Performances wise, there’s also nothing new from this cast. Wesley Snipes was still the actor who looked like he was trying performing some fun, albeit obvious, stunts; Robert Blake was over-the-top because the script makes no mystery that he’s the bad guy (very 1980s); Jennifer Lopez is the sexy chick who brings that Bronx attitude and beauty though her character is fairly bland; and then there is Woody Harrelson who is unintentionally the funniest because when the movie opens, he’s working undercover playing a drunk and did a fine job of it yet later on when he really was drunk, it came across as clichéd meaning his fake drunkenness was more believable than the real drunkenness… Nitpicky for sure, but it’s the one thing in an otherwise bad movie that stood out.
Oh, and I almost forgot about the subplot involving Chris Cooper playing a pyromaniac who liked seeing people get burned. It was yet another diversion of the plot feeling like two different movies. This portion took up part of the second act and wasn’t bad but had more potential (it also inspired copycats, one which cost the life of a toll booth operator).
I have to assume that Money Train was sitting on the bottom of writer’s Doug Richardson’s drawer since he found success with Die Hard 2 (an acceptable sequel) and Bad Boys which made a movie star out of Will Smith. He has since been the man behind Welcome to Mooseport which has the distinction of being Gene Hackman’s final movie before retiring and the 2005 Bruce Willis thriller, Hostage.
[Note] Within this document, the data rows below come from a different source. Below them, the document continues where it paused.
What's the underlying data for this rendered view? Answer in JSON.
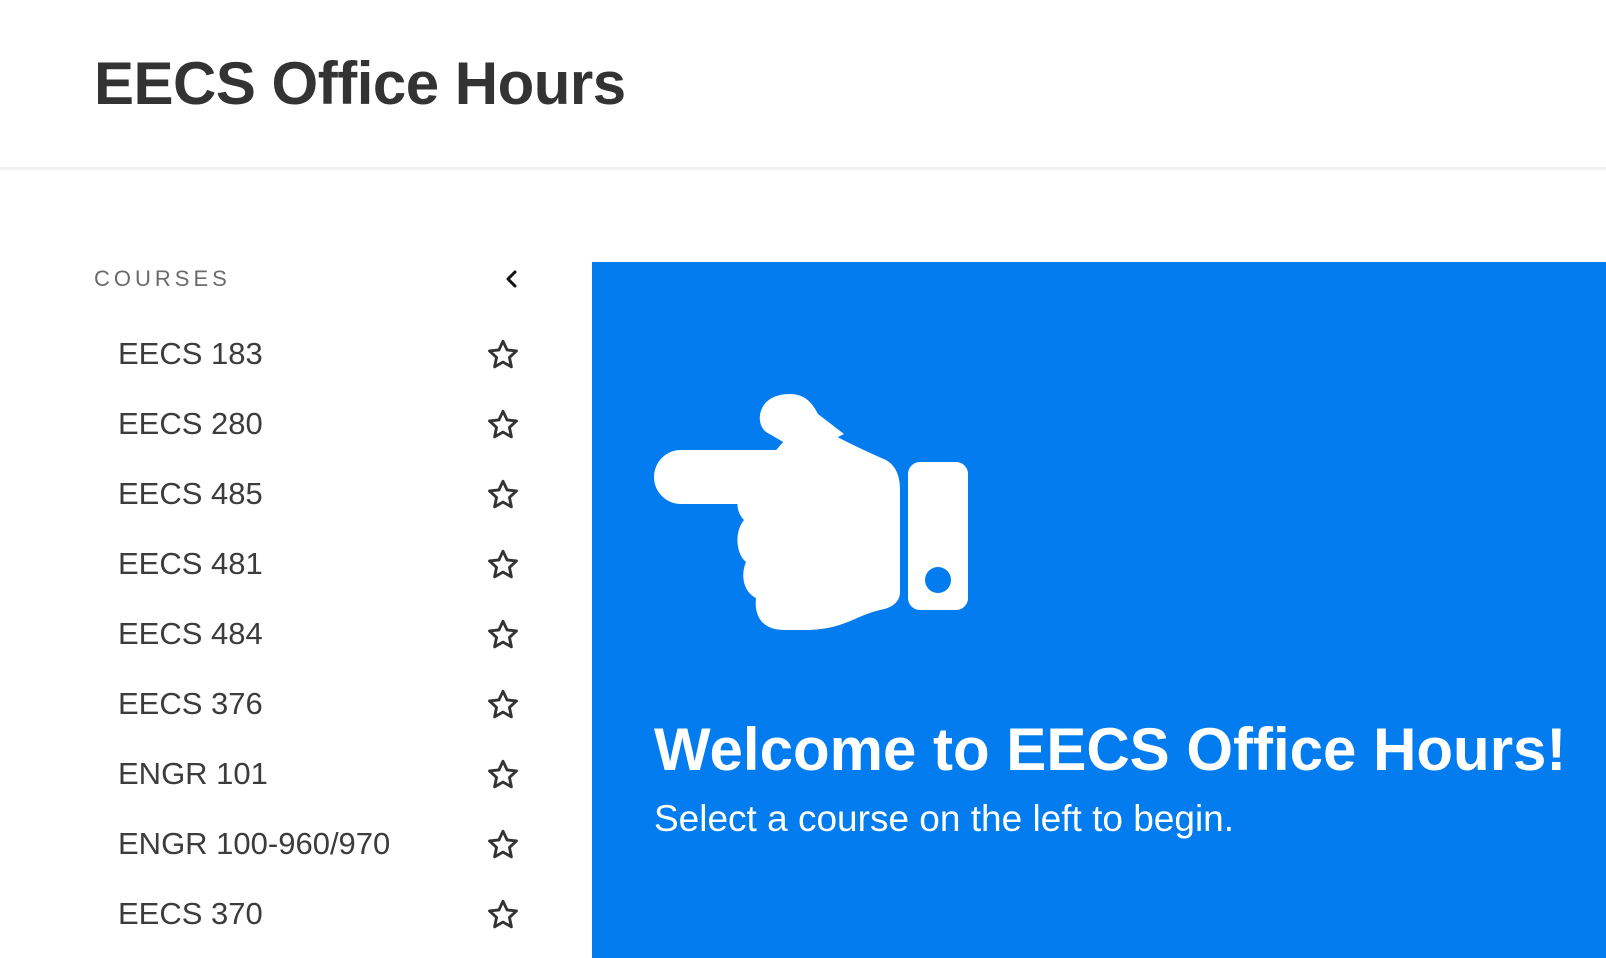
{
  "header": {
    "title": "EECS Office Hours"
  },
  "sidebar": {
    "section_label": "COURSES",
    "collapse_icon": "chevron-left-icon",
    "favorite_icon": "star-outline-icon",
    "courses": [
      {
        "label": "EECS 183"
      },
      {
        "label": "EECS 280"
      },
      {
        "label": "EECS 485"
      },
      {
        "label": "EECS 481"
      },
      {
        "label": "EECS 484"
      },
      {
        "label": "EECS 376"
      },
      {
        "label": "ENGR 101"
      },
      {
        "label": "ENGR 100-960/970"
      },
      {
        "label": "EECS 370"
      }
    ]
  },
  "welcome": {
    "icon": "hand-pointing-left-icon",
    "title": "Welcome to EECS Office Hours!",
    "subtitle": "Select a course on the left to begin."
  },
  "colors": {
    "accent": "#027cee",
    "text": "#333333",
    "muted": "#6b6b6b",
    "divider": "#f2f2f2"
  }
}
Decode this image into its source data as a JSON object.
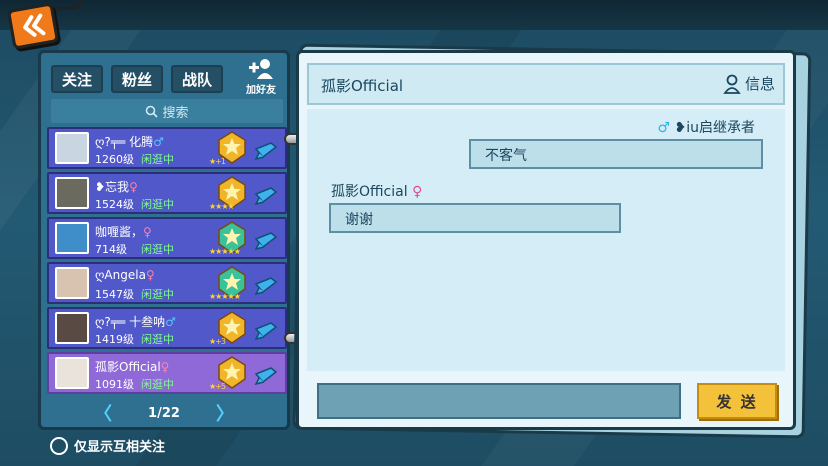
{
  "tabs": [
    {
      "label": "关注",
      "active": true
    },
    {
      "label": "粉丝",
      "active": false
    },
    {
      "label": "战队",
      "active": false
    }
  ],
  "add_friend_label": "加好友",
  "search_placeholder": "搜索",
  "friends": [
    {
      "name": "ღ?╤═ 化腾",
      "gender": "♂",
      "level": "1260级",
      "status": "闲逛中",
      "stars": "★+1",
      "avatar_color": "#c9d6e2",
      "rank_color": "#f1b52a",
      "selected": false
    },
    {
      "name": "❥忘我",
      "gender": "♀",
      "level": "1524级",
      "status": "闲逛中",
      "stars": "★★★★",
      "avatar_color": "#6b6a5e",
      "rank_color": "#f1b52a",
      "selected": false
    },
    {
      "name": "咖喱酱，",
      "gender": "♀",
      "level": "714级",
      "status": "闲逛中",
      "stars": "★★★★★",
      "avatar_color": "#3f8ec9",
      "rank_color": "#3ac29a",
      "selected": false
    },
    {
      "name": "ღAngela",
      "gender": "♀",
      "level": "1547级",
      "status": "闲逛中",
      "stars": "★★★★★",
      "avatar_color": "#d8c2b0",
      "rank_color": "#3ac29a",
      "selected": false
    },
    {
      "name": "ღ?╤═ 十叁呐",
      "gender": "♂",
      "level": "1419级",
      "status": "闲逛中",
      "stars": "★+3",
      "avatar_color": "#5a4a44",
      "rank_color": "#f1b52a",
      "selected": false
    },
    {
      "name": "孤影Official",
      "gender": "♀",
      "level": "1091级",
      "status": "闲逛中",
      "stars": "★+5",
      "avatar_color": "#e9e3dc",
      "rank_color": "#f1b52a",
      "selected": true
    }
  ],
  "pager": {
    "prev": "〈",
    "label": "1/22",
    "next": "〉"
  },
  "mutual_only_label": "仅显示互相关注",
  "chat": {
    "title": "孤影Official",
    "info_label": "信息",
    "messages": [
      {
        "sender": "❥iu启继承者",
        "gender": "♂",
        "text": "不客气",
        "side": "right"
      },
      {
        "sender": "孤影Official",
        "gender": "♀",
        "text": "谢谢",
        "side": "left"
      }
    ],
    "send_label": "发 送"
  }
}
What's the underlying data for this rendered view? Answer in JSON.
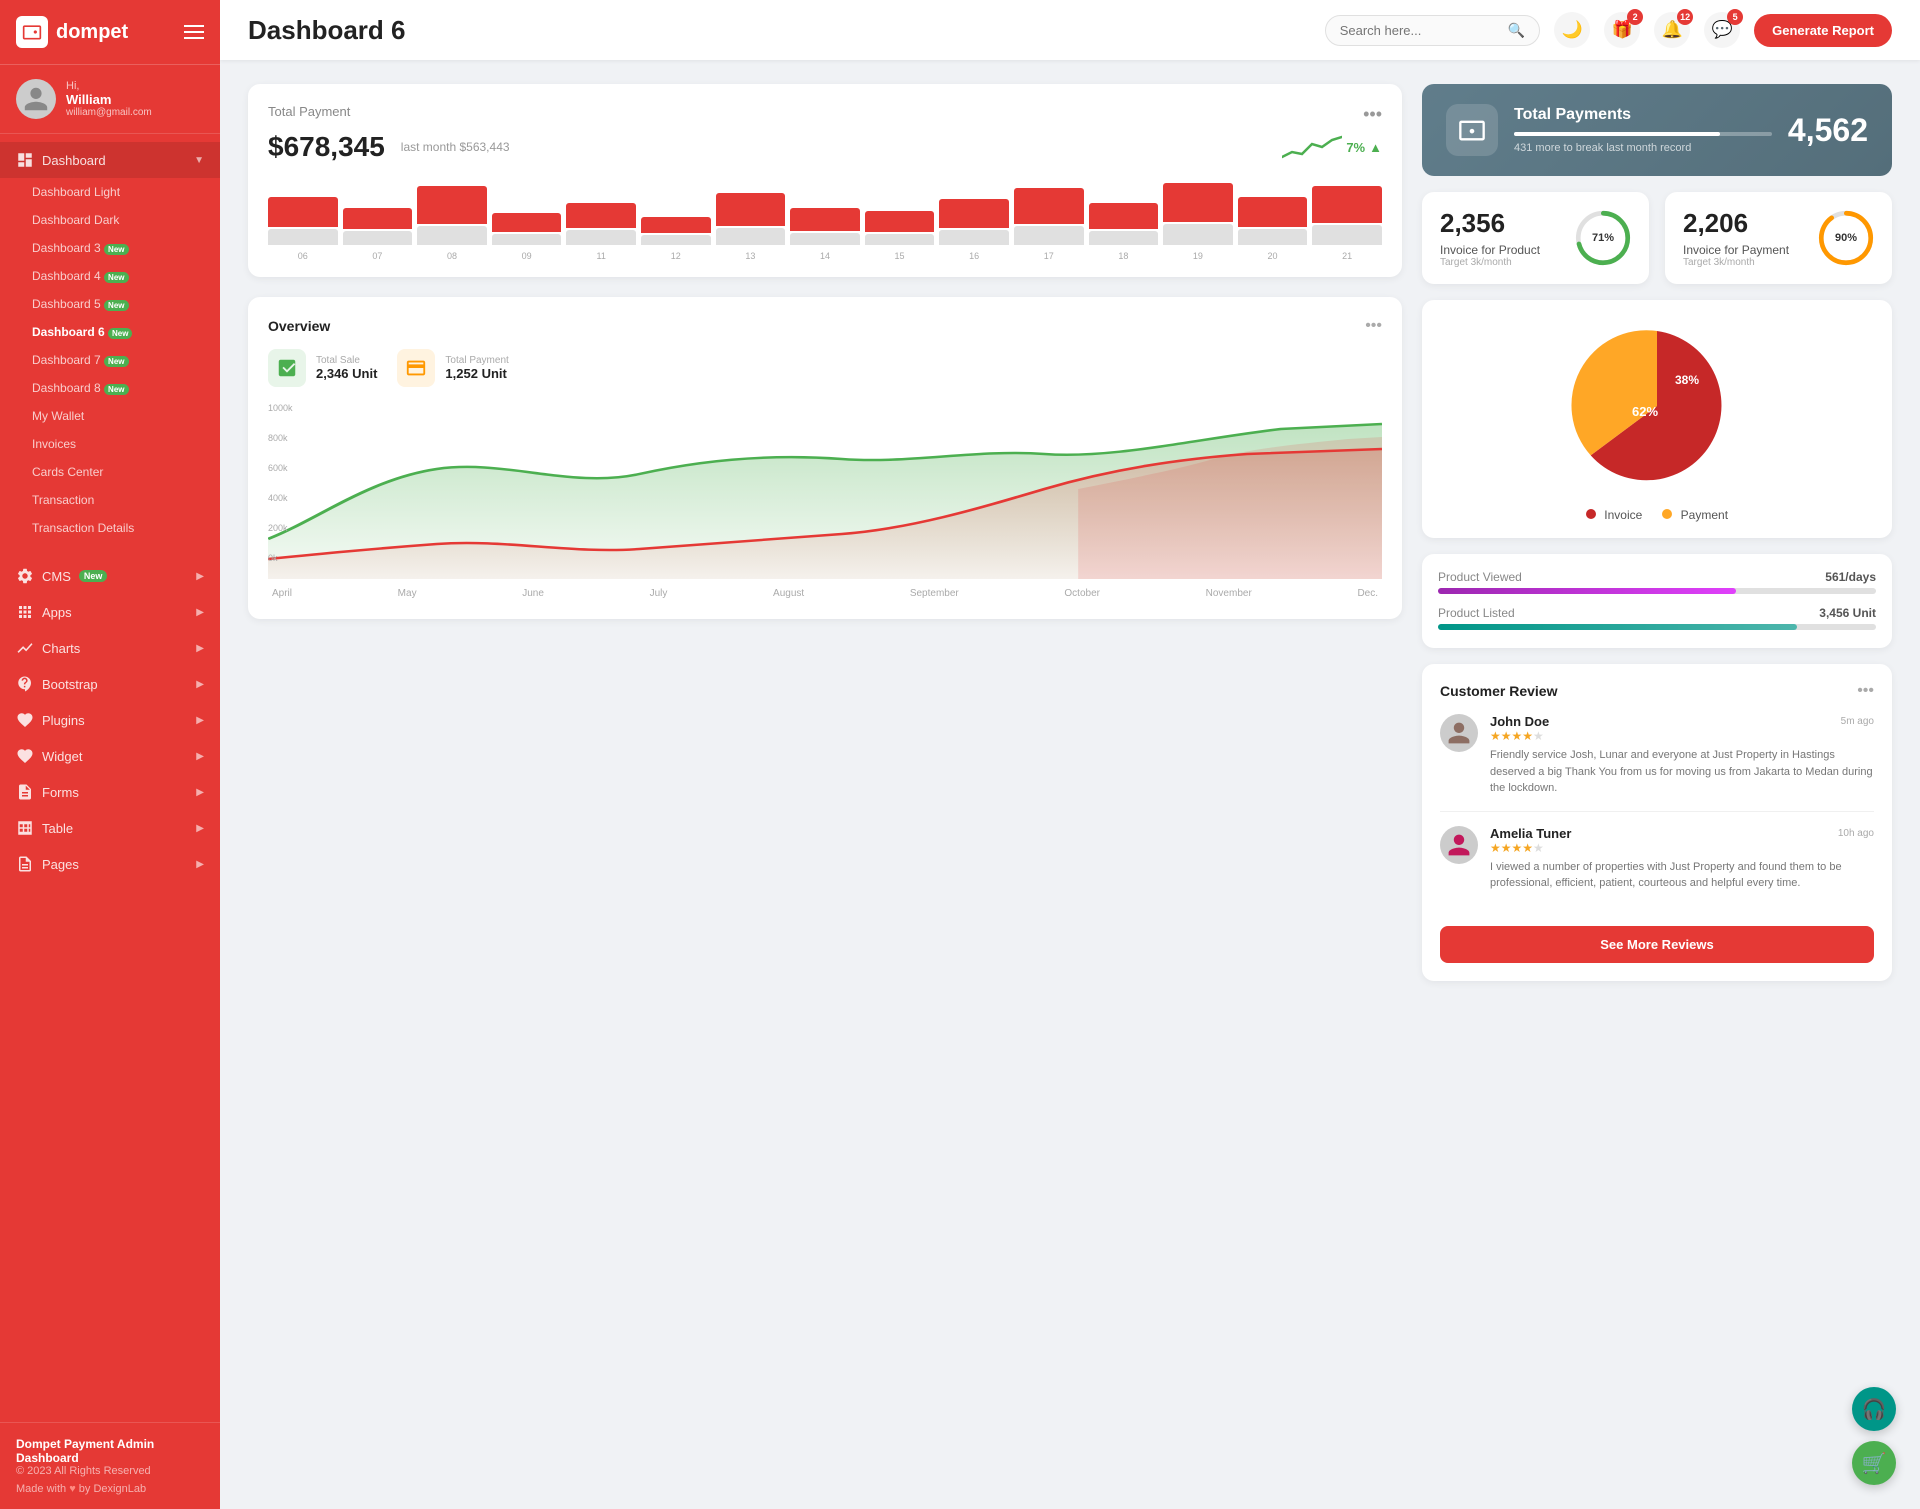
{
  "app": {
    "logo": "dompet",
    "logo_icon": "wallet"
  },
  "user": {
    "greeting": "Hi, William",
    "name": "William",
    "email": "william@gmail.com"
  },
  "sidebar": {
    "dashboard_label": "Dashboard",
    "items": [
      {
        "label": "Dashboard Light",
        "id": "dashboard-light",
        "has_sub": false
      },
      {
        "label": "Dashboard Dark",
        "id": "dashboard-dark",
        "has_sub": false
      },
      {
        "label": "Dashboard 3",
        "id": "dashboard-3",
        "badge": "New",
        "has_sub": false
      },
      {
        "label": "Dashboard 4",
        "id": "dashboard-4",
        "badge": "New",
        "has_sub": false
      },
      {
        "label": "Dashboard 5",
        "id": "dashboard-5",
        "badge": "New",
        "has_sub": false
      },
      {
        "label": "Dashboard 6",
        "id": "dashboard-6",
        "badge": "New",
        "active": true,
        "has_sub": false
      },
      {
        "label": "Dashboard 7",
        "id": "dashboard-7",
        "badge": "New",
        "has_sub": false
      },
      {
        "label": "Dashboard 8",
        "id": "dashboard-8",
        "badge": "New",
        "has_sub": false
      },
      {
        "label": "My Wallet",
        "id": "my-wallet",
        "has_sub": false
      },
      {
        "label": "Invoices",
        "id": "invoices",
        "has_sub": false
      },
      {
        "label": "Cards Center",
        "id": "cards-center",
        "has_sub": false
      },
      {
        "label": "Transaction",
        "id": "transaction",
        "has_sub": false
      },
      {
        "label": "Transaction Details",
        "id": "transaction-details",
        "has_sub": false
      }
    ],
    "nav_items": [
      {
        "label": "CMS",
        "id": "cms",
        "badge": "New",
        "has_arrow": true
      },
      {
        "label": "Apps",
        "id": "apps",
        "has_arrow": true
      },
      {
        "label": "Charts",
        "id": "charts",
        "has_arrow": true
      },
      {
        "label": "Bootstrap",
        "id": "bootstrap",
        "has_arrow": true
      },
      {
        "label": "Plugins",
        "id": "plugins",
        "has_arrow": true
      },
      {
        "label": "Widget",
        "id": "widget",
        "has_arrow": true
      },
      {
        "label": "Forms",
        "id": "forms",
        "has_arrow": true
      },
      {
        "label": "Table",
        "id": "table",
        "has_arrow": true
      },
      {
        "label": "Pages",
        "id": "pages",
        "has_arrow": true
      }
    ],
    "footer_brand": "Dompet Payment Admin Dashboard",
    "footer_copy": "© 2023 All Rights Reserved",
    "footer_made": "Made with",
    "footer_by": "by DexignLab"
  },
  "topbar": {
    "page_title": "Dashboard 6",
    "search_placeholder": "Search here...",
    "generate_btn": "Generate Report",
    "notifications": [
      {
        "id": "gift",
        "count": 2
      },
      {
        "id": "bell",
        "count": 12
      },
      {
        "id": "message",
        "count": 5
      }
    ]
  },
  "total_payment": {
    "title": "Total Payment",
    "amount": "$678,345",
    "last_month_label": "last month $563,443",
    "trend_pct": "7%",
    "more_icon": "...",
    "bars": [
      {
        "label": "06",
        "h_red": 55,
        "h_grey": 30
      },
      {
        "label": "07",
        "h_red": 40,
        "h_grey": 25
      },
      {
        "label": "08",
        "h_red": 70,
        "h_grey": 35
      },
      {
        "label": "09",
        "h_red": 35,
        "h_grey": 20
      },
      {
        "label": "11",
        "h_red": 45,
        "h_grey": 28
      },
      {
        "label": "12",
        "h_red": 30,
        "h_grey": 18
      },
      {
        "label": "13",
        "h_red": 60,
        "h_grey": 32
      },
      {
        "label": "14",
        "h_red": 42,
        "h_grey": 22
      },
      {
        "label": "15",
        "h_red": 38,
        "h_grey": 20
      },
      {
        "label": "16",
        "h_red": 52,
        "h_grey": 28
      },
      {
        "label": "17",
        "h_red": 65,
        "h_grey": 35
      },
      {
        "label": "18",
        "h_red": 48,
        "h_grey": 25
      },
      {
        "label": "19",
        "h_red": 72,
        "h_grey": 38
      },
      {
        "label": "20",
        "h_red": 55,
        "h_grey": 30
      },
      {
        "label": "21",
        "h_red": 68,
        "h_grey": 36
      }
    ]
  },
  "total_payments_blue": {
    "title": "Total Payments",
    "sub": "431 more to break last month record",
    "number": "4,562",
    "bar_pct": 80
  },
  "invoice_product": {
    "number": "2,356",
    "label": "Invoice for Product",
    "target": "Target 3k/month",
    "pct": 71,
    "color": "#4caf50"
  },
  "invoice_payment": {
    "number": "2,206",
    "label": "Invoice for Payment",
    "target": "Target 3k/month",
    "pct": 90,
    "color": "#ff9800"
  },
  "overview": {
    "title": "Overview",
    "total_sale_label": "Total Sale",
    "total_sale_value": "2,346 Unit",
    "total_payment_label": "Total Payment",
    "total_payment_value": "1,252 Unit",
    "months": [
      "April",
      "May",
      "June",
      "July",
      "August",
      "September",
      "October",
      "November",
      "Dec."
    ],
    "y_labels": [
      "1000k",
      "800k",
      "600k",
      "400k",
      "200k",
      "0k"
    ]
  },
  "pie_chart": {
    "invoice_pct": 62,
    "payment_pct": 38,
    "invoice_color": "#c62828",
    "payment_color": "#ffa726",
    "invoice_label": "Invoice",
    "payment_label": "Payment"
  },
  "product_stats": [
    {
      "label": "Product Viewed",
      "value": "561/days",
      "bar_pct": 68,
      "color": "purple"
    },
    {
      "label": "Product Listed",
      "value": "3,456 Unit",
      "bar_pct": 82,
      "color": "teal"
    }
  ],
  "customer_review": {
    "title": "Customer Review",
    "reviews": [
      {
        "name": "John Doe",
        "time": "5m ago",
        "stars": 4,
        "text": "Friendly service Josh, Lunar and everyone at Just Property in Hastings deserved a big Thank You from us for moving us from Jakarta to Medan during the lockdown."
      },
      {
        "name": "Amelia Tuner",
        "time": "10h ago",
        "stars": 4,
        "text": "I viewed a number of properties with Just Property and found them to be professional, efficient, patient, courteous and helpful every time."
      }
    ],
    "see_more_btn": "See More Reviews"
  }
}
The film was directed by Joseph Ruben who also helmed 1977’s Joyride, 1987’s The Stepfather, The Good Son and The Forgotten.
SPECIAL FEATURES – 0.5/5
No surprise, but all we get is the Theatrical Trailer (2:30; HD).
VIDEO – 4.5/5
Money Train is presented in 1080p high-definition and 2.39 aspect ratio (the back cover incorrectly states it is 1.85) and much like the transfer for Random Hearts, another Sony Pictures release via Image Entertainment, looked pretty darn good not only for its age but as a whole. The detail level is quite good throughout for sure but there is a fine amount of natural film grain and noise that only added to the level of detail. Colors were also well balanced without going overboard or pumped up to make the HD transfer look better.
AUDIO – 4.25/5
The DTS-HD Master Audio track is well done with a wide array to test the audio track. First, you’ve got clear dialogue levels coming through the center channel, some ambient noises/voices coming through the front channels and the action sequences, especially during the end, gives the track that extra boom you want out of an action movie.
OVERALL – 2.25/5
Overall, I guess Money Train has that so bad its good aspect going for it, especially in regards to Robert Blake’s inane performance but otherwise it’s just another forgettable action piece of the 1990s. In comparison with other buddy comedies, it also falls way short as I didn’t feel the comradery between Snipes and Harrelson and the story never quite gels either as it wasn’t what it was.